WASHINGTON — President Donald Trump on Friday signed a $400 billion budget deal that sharply boosts spending and swells the federal deficit, ending a brief federal government shutdown that happened while most Americans were sleeping and most government offices were closed, anyway.
The House and Senate approved a bill to keep the government funded through March 23, overcoming opposition from liberal Democrats as well as tea party conservatives to endorse enormous spending increases despite looming trillion-dollar deficits. The House voted 240-186 to approve the bill just before dawn Eastern time, hours after the Senate had approved the measure on a 71-28 vote.
Trump tweeted Friday morning that he had signed the bill, writing that the U.S. military "will now be stronger than ever before." The budget bill "also means JOBS, JOBS, JOBS!" Trump tweeted.
The twin votes put to rest a brief federal freeze that relatively few would notice. Many who did quickly labeled it a pointless, head-scratching episode. The shutdown was the second partial government shutdown in three weeks.
The breakdown came largely in the Senate, when after a day of inaction, Republican Sen. Rand Paul of Kentucky went rogue and stalled a vote in protest over his party's willingness to bust the budget. But Democrats also had their divisions and wrangling, largely with liberal upset the measure were not tied to any plans to assist the "Dreamer" immigrants.
Most Democrats opposed the measure, following the lead of House Minority Leader Nancy Pelosi, D-Calif., who tried and failed to use the moment to secure a promise for a separate vote on immigration. Up to the final minutes, it was not clear the bill would pass in the House, and many Democrats held their votes, allowing the tally to creep slowly and giving no indication which way it might fall.
House Speaker Paul Ryan, R-Wis., urged Congress to avoid a "second needless shutdown in a matter of weeks — entirely needless."
In the end, 73 Democrats voted in favor of the bill in the House, while 67 Republicans opposed it.
There was far less drama in the Senate, where the measure sailed through by a 71-28 tally once Paul's protest ran its course.
The White House was forced to order the government shutdown shortly after midnight, but leaders quickly hustled to move before federal employees were due back at work, hoping to minimize the disruption.
The White House kept its distance from the quarreling on Capitol Hill.
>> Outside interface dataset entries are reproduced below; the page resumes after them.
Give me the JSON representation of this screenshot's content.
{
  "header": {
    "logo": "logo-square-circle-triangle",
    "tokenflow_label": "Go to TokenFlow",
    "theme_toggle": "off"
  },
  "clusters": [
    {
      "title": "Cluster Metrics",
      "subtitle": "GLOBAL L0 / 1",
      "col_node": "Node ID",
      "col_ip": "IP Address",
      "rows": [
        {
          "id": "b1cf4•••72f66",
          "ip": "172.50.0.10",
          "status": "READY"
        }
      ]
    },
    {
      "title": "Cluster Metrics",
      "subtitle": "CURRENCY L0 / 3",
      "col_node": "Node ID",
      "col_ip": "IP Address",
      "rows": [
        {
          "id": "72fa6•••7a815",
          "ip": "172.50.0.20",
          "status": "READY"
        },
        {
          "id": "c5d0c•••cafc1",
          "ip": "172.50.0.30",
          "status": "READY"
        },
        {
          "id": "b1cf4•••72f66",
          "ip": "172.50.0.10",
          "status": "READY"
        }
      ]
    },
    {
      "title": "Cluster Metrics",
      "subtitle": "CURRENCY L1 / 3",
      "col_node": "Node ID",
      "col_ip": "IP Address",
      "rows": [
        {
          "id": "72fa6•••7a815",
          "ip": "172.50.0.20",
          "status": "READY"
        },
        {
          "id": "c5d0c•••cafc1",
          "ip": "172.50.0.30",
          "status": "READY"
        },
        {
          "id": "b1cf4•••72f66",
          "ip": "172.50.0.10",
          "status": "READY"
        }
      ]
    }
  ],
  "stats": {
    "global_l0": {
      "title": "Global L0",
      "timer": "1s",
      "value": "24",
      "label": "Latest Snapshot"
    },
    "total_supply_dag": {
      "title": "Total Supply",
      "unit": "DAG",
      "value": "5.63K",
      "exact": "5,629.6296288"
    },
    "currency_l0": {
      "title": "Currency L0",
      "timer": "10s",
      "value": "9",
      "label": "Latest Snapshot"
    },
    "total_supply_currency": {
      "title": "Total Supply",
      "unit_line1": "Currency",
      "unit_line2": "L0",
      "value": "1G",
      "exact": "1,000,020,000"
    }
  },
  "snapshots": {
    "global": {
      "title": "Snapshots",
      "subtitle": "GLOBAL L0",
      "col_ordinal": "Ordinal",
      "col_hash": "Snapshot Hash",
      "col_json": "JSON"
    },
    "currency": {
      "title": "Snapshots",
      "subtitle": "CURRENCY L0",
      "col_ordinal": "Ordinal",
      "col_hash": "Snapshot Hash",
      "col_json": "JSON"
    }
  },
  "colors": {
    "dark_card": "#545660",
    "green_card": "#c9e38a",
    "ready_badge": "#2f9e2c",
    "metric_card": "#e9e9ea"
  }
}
Trump did not tweet on the issue Thursday and aides did not try to assign blame.
Senate GOP leaders, however, were clearly irked by the debacle. In his attempt to sway Paul to relent, Texas Sen. John Cornyn declared his fellow Republican was "wasting everyone's time" and prompting a shutdown for "no good reason." But Paul, the resident contrarian, repelled suggestions to stand aside.
"I didn't come up here to be part of somebody's club. I didn't come up here to be liked," Paul said.
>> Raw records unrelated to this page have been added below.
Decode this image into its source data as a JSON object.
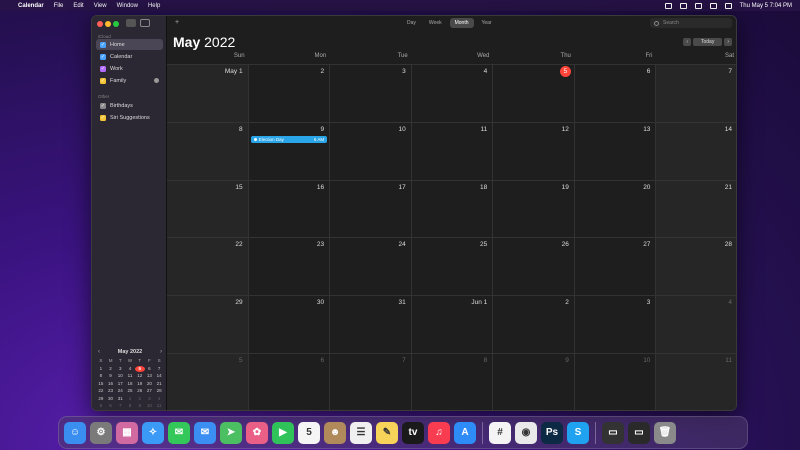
{
  "menubar": {
    "apple": "",
    "items": [
      "Calendar",
      "File",
      "Edit",
      "View",
      "Window",
      "Help"
    ],
    "datetime": "Thu May 5  7:04 PM"
  },
  "sidebar": {
    "section_icloud": "iCloud",
    "calendars": [
      {
        "label": "Home",
        "color": "#4aa3ff",
        "checked": true
      },
      {
        "label": "Calendar",
        "color": "#4aa3ff",
        "checked": true
      },
      {
        "label": "Work",
        "color": "#b36bff",
        "checked": true
      },
      {
        "label": "Family",
        "color": "#f4c534",
        "checked": true
      }
    ],
    "section_other": "Other",
    "other": [
      {
        "label": "Birthdays",
        "color": "#8a8a8a",
        "checked": true
      },
      {
        "label": "Siri Suggestions",
        "color": "#f4c534",
        "checked": true
      }
    ]
  },
  "mini_calendar": {
    "title": "May 2022",
    "prev": "‹",
    "next": "›",
    "dow": [
      "S",
      "M",
      "T",
      "W",
      "T",
      "F",
      "S"
    ],
    "weeks": [
      [
        "1",
        "2",
        "3",
        "4",
        "5",
        "6",
        "7"
      ],
      [
        "8",
        "9",
        "10",
        "11",
        "12",
        "13",
        "14"
      ],
      [
        "15",
        "16",
        "17",
        "18",
        "19",
        "20",
        "21"
      ],
      [
        "22",
        "23",
        "24",
        "25",
        "26",
        "27",
        "28"
      ],
      [
        "29",
        "30",
        "31",
        "1",
        "2",
        "3",
        "4"
      ],
      [
        "5",
        "6",
        "7",
        "8",
        "9",
        "10",
        "11"
      ]
    ],
    "today": "5"
  },
  "toolbar": {
    "add": "+",
    "views": [
      "Day",
      "Week",
      "Month",
      "Year"
    ],
    "active_view": "Month",
    "search_placeholder": "Search"
  },
  "header": {
    "month": "May",
    "year": "2022",
    "prev": "‹",
    "today": "Today",
    "next": "›"
  },
  "weekdays": [
    "Sun",
    "Mon",
    "Tue",
    "Wed",
    "Thu",
    "Fri",
    "Sat"
  ],
  "days": [
    "May 1",
    "2",
    "3",
    "4",
    "5",
    "6",
    "7",
    "8",
    "9",
    "10",
    "11",
    "12",
    "13",
    "14",
    "15",
    "16",
    "17",
    "18",
    "19",
    "20",
    "21",
    "22",
    "23",
    "24",
    "25",
    "26",
    "27",
    "28",
    "29",
    "30",
    "31",
    "Jun 1",
    "2",
    "3",
    "4",
    "5",
    "6",
    "7",
    "8",
    "9",
    "10",
    "11"
  ],
  "today_index": 4,
  "events": [
    {
      "day_index": 8,
      "title": "Election Day",
      "time": "6 AM",
      "color": "#2aa5e8"
    }
  ],
  "dock": [
    {
      "name": "finder-icon",
      "glyph": "☺",
      "color": "#3a8ef0"
    },
    {
      "name": "system-preferences-icon",
      "glyph": "⚙",
      "color": "#7a7a7a"
    },
    {
      "name": "launchpad-icon",
      "glyph": "▦",
      "color": "#d06aa0"
    },
    {
      "name": "safari-icon",
      "glyph": "✧",
      "color": "#3a9af5"
    },
    {
      "name": "messages-icon",
      "glyph": "✉",
      "color": "#34c759"
    },
    {
      "name": "mail-icon",
      "glyph": "✉",
      "color": "#3b8ff3"
    },
    {
      "name": "maps-icon",
      "glyph": "➤",
      "color": "#4cbf63"
    },
    {
      "name": "photos-icon",
      "glyph": "✿",
      "color": "#e95f86"
    },
    {
      "name": "facetime-icon",
      "glyph": "▶",
      "color": "#2fc35a"
    },
    {
      "name": "calendar-icon",
      "glyph": "5",
      "color": "#f5f5f5"
    },
    {
      "name": "contacts-icon",
      "glyph": "☻",
      "color": "#b08a5a"
    },
    {
      "name": "reminders-icon",
      "glyph": "☰",
      "color": "#f0f0f0"
    },
    {
      "name": "notes-icon",
      "glyph": "✎",
      "color": "#f7d35a"
    },
    {
      "name": "tv-icon",
      "glyph": "tv",
      "color": "#1a1a1a"
    },
    {
      "name": "music-icon",
      "glyph": "♫",
      "color": "#fa3c50"
    },
    {
      "name": "app-store-icon",
      "glyph": "A",
      "color": "#2d8cf7"
    },
    {
      "name": "slack-icon",
      "glyph": "#",
      "color": "#f4f4f4"
    },
    {
      "name": "chrome-icon",
      "glyph": "◉",
      "color": "#e9e9e9"
    },
    {
      "name": "photoshop-icon",
      "glyph": "Ps",
      "color": "#0d2a45"
    },
    {
      "name": "skype-icon",
      "glyph": "S",
      "color": "#1fa2f0"
    },
    {
      "name": "screenshot-thumb-icon",
      "glyph": "▭",
      "color": "#333"
    },
    {
      "name": "window-thumb-icon",
      "glyph": "▭",
      "color": "#2a2a2a"
    },
    {
      "name": "trash-icon",
      "glyph": "🗑",
      "color": "#8a8a8a"
    }
  ]
}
The budget agreement is married to a six-week temporary funding bill needed to keep the government operating and to provide time to implement the budget pact.
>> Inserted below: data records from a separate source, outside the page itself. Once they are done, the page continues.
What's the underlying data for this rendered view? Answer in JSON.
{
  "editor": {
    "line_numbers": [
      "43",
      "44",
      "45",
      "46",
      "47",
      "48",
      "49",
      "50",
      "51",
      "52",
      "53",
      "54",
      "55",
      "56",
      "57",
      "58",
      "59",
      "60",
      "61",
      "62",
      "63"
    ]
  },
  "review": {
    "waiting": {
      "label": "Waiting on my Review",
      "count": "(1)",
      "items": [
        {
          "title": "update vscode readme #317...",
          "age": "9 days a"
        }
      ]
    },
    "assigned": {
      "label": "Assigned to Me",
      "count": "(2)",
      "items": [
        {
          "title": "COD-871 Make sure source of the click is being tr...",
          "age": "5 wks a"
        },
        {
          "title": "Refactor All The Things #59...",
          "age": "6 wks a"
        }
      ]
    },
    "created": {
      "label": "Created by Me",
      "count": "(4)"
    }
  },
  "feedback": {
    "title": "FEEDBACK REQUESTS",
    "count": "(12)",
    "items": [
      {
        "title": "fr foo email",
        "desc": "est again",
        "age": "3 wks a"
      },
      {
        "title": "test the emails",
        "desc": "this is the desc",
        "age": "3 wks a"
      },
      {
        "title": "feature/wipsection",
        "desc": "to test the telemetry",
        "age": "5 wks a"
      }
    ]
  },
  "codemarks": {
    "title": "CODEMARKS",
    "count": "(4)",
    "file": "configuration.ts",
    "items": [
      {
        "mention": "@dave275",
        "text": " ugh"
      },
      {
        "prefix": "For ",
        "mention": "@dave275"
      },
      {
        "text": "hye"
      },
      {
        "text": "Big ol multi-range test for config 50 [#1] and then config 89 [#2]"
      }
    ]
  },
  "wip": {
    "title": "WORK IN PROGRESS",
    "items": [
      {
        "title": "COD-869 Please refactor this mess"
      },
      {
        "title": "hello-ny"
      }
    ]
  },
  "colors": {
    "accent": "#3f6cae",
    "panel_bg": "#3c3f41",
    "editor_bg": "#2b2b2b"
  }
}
The bill includes huge spending increases sought by Republicans for the Pentagon along with a big boost demanded by Democrats for domestic agencies. Both sides pressed for $89 billion for disaster relief, extending a host of health care provisions, and extending a slew of smaller tax breaks.